    I have been suffering hardship from HIV/AIDS since 7yrs now, and i happen to have 2 kids for my husband, and now we cannot proceed to have another kids all because of my disease and now i have do all what a human like i and my husband can do just to get my disease healed, i have went to several places to seek for help not even one person could ever help, until i melt a comment on the daily news paper that was commented by Desmond about how this powerful traditional doctor help him get cured of the disease (HIV-AIDS) ” my fellow beloved” i firstly taught having a help from a spiritual traditional healer was a wrong idea, but i think of these, will i continue to stress on these disease all day when i have someone to help me save my life?” so i gather all my faiths and put in all interest to contact him through his Email address at hivcurecenter@gmail.com , so after i have mailed him of helping get my disease cured, he respond to me fast as possible that i should not be afraid, that he is a truthful and powerful doctor which i firstly claimed him to be. So after all set has been done, he promise me that i will be healed but on a condition that i provide him some items and obeyed all his oracle said.

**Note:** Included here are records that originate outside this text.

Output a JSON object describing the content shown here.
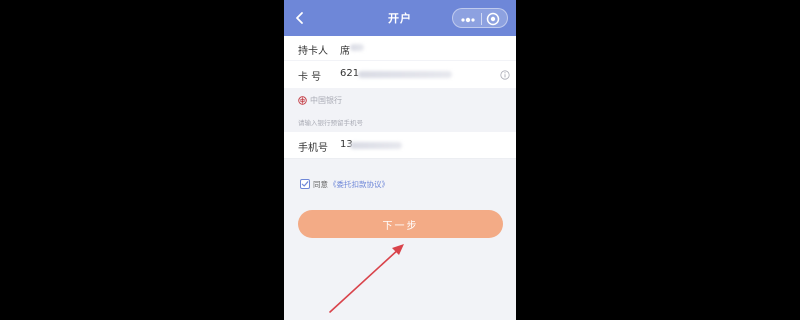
{
  "header": {
    "title": "开户",
    "back_icon": "chevron-left-icon",
    "more_icon": "more-dots-icon",
    "close_icon": "target-close-icon",
    "color": "#6e87d8"
  },
  "form": {
    "holder": {
      "label": "持卡人",
      "value": "席"
    },
    "card": {
      "label": "卡 号",
      "value": "621",
      "info_icon": "info-icon"
    },
    "bank": {
      "icon": "bank-logo-icon",
      "name": "中国银行"
    },
    "phone_hint": "请输入银行预留手机号",
    "phone": {
      "label": "手机号",
      "value": "13"
    }
  },
  "agreement": {
    "checked": true,
    "text": "同意",
    "link": "《委托扣款协议》"
  },
  "next_button": {
    "label": "下一步",
    "color": "#f3ab86"
  },
  "annotation": {
    "arrow_color": "#d9434b"
  }
}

I did all by accepting his oracles fact and only to see that after some weeks of taking his herbal medicine i notice some changes in my body system and i went for check up the day he ask me to go for check up to confirm if the sickness was still there,to my greatest surprise i could not find any sickness in my body i was first shocked and later arise to be the happiest woman on earth after i have concluded my final test on the hospital by my doctor that i am now HIV- Negative. My papers for check are with me and now i am happy and glad for his miraculous help and power. With these i must tell everyone who might seek for any help, either for HIV cure or much more to contact him now at these following email now, Email: hivcurecenter@gmail.com

  9. Terry says:

    I have been HIV positive since at least 1995, probably longer. Having gone off of the meds twice over those years, and nearly dying from Toxoplasmosis in 2009, with a CD4 count of 15, I was diagnosed with AIDS early on.

    I went back on the meds in the Fall of 2012 and my Viral load became undetectable shortly thereafter and has remained so. However, my CD4 count has stayed below 200 until recently, when it went above to 223. Last lab work it was back down to 198.

    I am healthy, have no health issues. Work out at a gym three days a week, eat very well, am at my ‘normal’ weight, etc.

    I wish that the AIDS diagnosis would change once the CD4 count goes above 200. Not really sure how that diagnosis affects the assistance of funding of meds, etc., as I get assistance from ADAP for that. Could be because of my “AIDS” diagnosis? Not sure.

    I understand some people’s feelings about dishonoring those who have died or long term survivors, such as myself. However, as a long term survivor, the stigma and discrimination, particularly among other gay men, has been the worse part of this disease for me. On the meds, my life is pretty normal EXCEPT for the fear and stigma and discrimination that I get constantly from other gay folks. I have never received such inhumane treatment from ‘straight’ folks. It’s very interesting. AIDS has definitely splintered and divided the gay community. It’s sad. Hopefully, PrEP will change some of that and I think that doing away with the AIDS diagnosis might help that. Who knows. Something has to give.

  10. Mark Janes says:

    I’m going to be blunt: I didn’t survive 21 years with an AIDS diagnosis, and watch too many other wonderful men die brutal horrible deaths from the opportunistic infections it allows to multiply, to sit silently by while well-meaning doctors and others attempt to use language to erase our very existence. People are STILL DYING from AIDS; when that day is passed maybe then we can talk about changing terminology. For now I believe advanced HIV should still be called AIDS.